Know the true cost of a mortgage
It’s worth knowing the cost of every $1000 you borrow from the bank on your mortgage.
But while it’s easy to borrow, it’s not always easy to work out what the real price of it is likely to be. With the help of ANZ’s online mortgage calculator, I’ll explain.
The calculator’s default setting is an interest rate of 6.74 per cent and a 30-year mortgage term.
That’s the bank’s floating rate home loan rate, and rather terrifyingly the standard time to repay. Hit calculate and the total repayments come up as $23,326 with repayments of $65 a month per $10,000 borrowed. The interest cost is $13,326. Seems a bit steep but history suggests accepting that as the long-term cost of the loan would be a heroic act of self-delusion.
Ask a mortgage broker and they will probably say the long-term New Zealand floating rate is probably around the 8 per cent mark.

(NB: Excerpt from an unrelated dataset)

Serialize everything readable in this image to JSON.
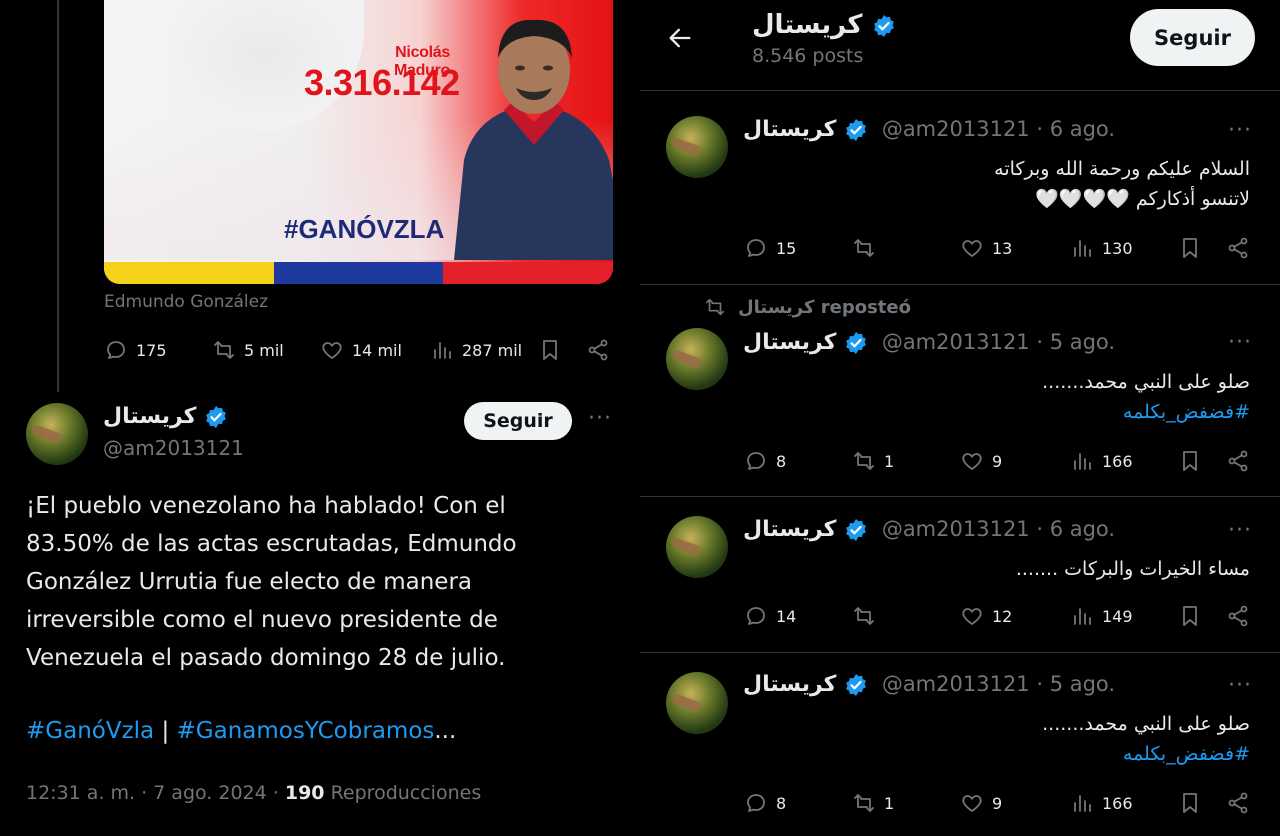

Plug 8 per cent into the bank’s mortgage calculator and the cost jumps to $16,416. It’s a sobering figure but you don’t have to put up with it. We’re all sovereign beings able to decide not to play the game by the bank’s rules. There are really only two ways to cut the amount you end up paying to the bank: pay a lower rate of interest and pay the money back faster.
The first involves tough bargaining with the bank. The second putting more of your income towards paying off the debt, and easing back just a little on your spending. Both things are worth doing. Playing about on ANZ’s mortgage calculator can help you put numbers to the power of these two strategies. Using the 6.74 per cent figure (but remember we really expect to end up paying more in the long run) we can check what happens if we repay the money over 25 years. The monthly repayments rise to $69 a month from $65. But instead of paying $13,326 interest, you pay $10,708.
Making $1200 of extra repayments in those first 15 years saves $2618 of interest. Now the results of paying a lower rate of interest.
Instead of that 6.74 per cent, threaten to go to Kiwibank for its 6.4 per cent rate. The chances are ANZ will match it. Nobody with any bargaining power pays the ‘‘carded’’ rate as the banks call the rates they put on their website.
Over 30 years the monthly repayment would drop from $65 to $63 and the interest bill would fall from $13,326 to $12,518.
Now let’s combine faster repayments and lower interest. Repaying over 25, not 30 years and at 6.4 per cent not 6.74 per cent, lifts the monthly repayment rises to $67 but the interest cost drops to $10,069. The lessons of this story aren’t hard to grasp. And going at your mortgage hammer and tongs is rarely a bad idea. History also shows us that a lot can happen in 30 years.
Since 1990, the average floating mortgage rate has been between 14.4 per cent and 6.1 per cent. Since 1998 the average two-year fixed rate has been between 9.8 per cent and 5.4 per cent.
It’s hard to see mortgage rates rising fast given the ocean of debt the world is awash with.
But when rates start rising, you’ll be pleased by every dollar less of debt that you have.